On September 13, 2018, the U.S. Forest Service (USFS) proposed an update for existing regulations and procedures codified at 36 CFR 228, Subpart E, relating to oil and gas resources on national forest lands. The current rules are described as “outdated and inefficient.” Existing regulations were first promulgated in 1990 and slightly amended in 2007. USFS declared in a News Release that the proposed reforms would “ensure the Forest Service and stakeholders have an efficient process to support local economies and protect and conserve valuable environmental resources.” Consequently, USFS published in the Federal Register an seeking public comment.
Existing regulations and procedures set forth in govern the statutory responsibilities of USFS for the issuance of federal oil and gas leases as well as the management of subsequent oil and gas operations on national forest lands.
The proposed rulemaking is driven by the need to streamline processes and reduce administrative burdens and costs for energy-related projects, as required by the Trump administration. As stated in the Advance Notice, “the intent of these potential changes would be to decrease permitting times by removing regulatory burdens that unnecessarily encumber energy production.” Specifically, USFS states that the proposed revisions include “eliminating language that is redundant with the NEPA process, removing confusing options, and ensuring better alignment with the BLM regulations.”
As a primary matter, USFS will focus on reforming its internal process for identifying National Forest System lands; reviewing the regulatory provisions relating to lease stipulation waivers, exceptions and modifications; improving the procedures for review and approval of surface use plans of operations; clarifying operators’ responsibility in protecting natural resources and the environment; improving language regarding inspections and compliance; and developing procedures addressing geophysical/seismic operations associated with oil and gas operations that will be line with BLM regulations.

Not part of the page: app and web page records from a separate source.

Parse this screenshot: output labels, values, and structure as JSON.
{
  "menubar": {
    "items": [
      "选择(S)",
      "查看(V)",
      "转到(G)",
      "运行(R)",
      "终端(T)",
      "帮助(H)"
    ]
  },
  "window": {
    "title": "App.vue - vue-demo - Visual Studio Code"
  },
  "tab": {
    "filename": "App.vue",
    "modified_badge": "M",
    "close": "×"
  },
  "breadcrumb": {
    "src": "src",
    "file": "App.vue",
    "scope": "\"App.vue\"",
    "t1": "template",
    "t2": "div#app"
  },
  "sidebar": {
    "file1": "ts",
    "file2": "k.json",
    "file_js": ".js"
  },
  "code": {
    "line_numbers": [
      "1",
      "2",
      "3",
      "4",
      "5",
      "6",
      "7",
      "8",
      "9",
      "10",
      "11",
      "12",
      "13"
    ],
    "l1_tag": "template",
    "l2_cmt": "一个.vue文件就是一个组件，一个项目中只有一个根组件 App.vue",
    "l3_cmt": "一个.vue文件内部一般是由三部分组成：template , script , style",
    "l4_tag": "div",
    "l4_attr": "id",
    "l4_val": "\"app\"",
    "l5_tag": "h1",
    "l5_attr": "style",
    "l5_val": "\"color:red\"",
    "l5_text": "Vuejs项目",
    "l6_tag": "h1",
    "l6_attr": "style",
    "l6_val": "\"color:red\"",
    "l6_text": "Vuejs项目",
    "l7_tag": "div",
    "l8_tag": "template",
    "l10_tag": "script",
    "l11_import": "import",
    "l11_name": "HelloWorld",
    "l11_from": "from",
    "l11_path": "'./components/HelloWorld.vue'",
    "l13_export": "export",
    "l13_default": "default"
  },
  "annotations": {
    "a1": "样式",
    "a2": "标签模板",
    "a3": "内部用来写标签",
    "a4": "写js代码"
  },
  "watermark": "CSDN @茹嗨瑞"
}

The American Petroleum Institute (API) released its on the proposed rulemaking and declared “strong support” for the current efforts on the part of the Trump administration to reduce administrative burdens and create an expedited environmental review process for energy-related projects. Among its recommendations, API suggested that USFS and BLM work hand in hand regarding the lease parcel review process. Furthermore, API stated that “USFS field offices shall have the discretion to participate in a BLM Interdisciplinary Parcel Review (IDPR) Team of resource specialists to review lease sale parcels as part of compliance with NEPA and other legal and policy requirements for adequate review of parcels.”
The public comment period on the proposed rule closed on October 15, 2018. Stay tuned for further legal developments!
This material is based upon work supported by the National Agricultural Library, Agricultural Research Service, U.S. Department of Agriculture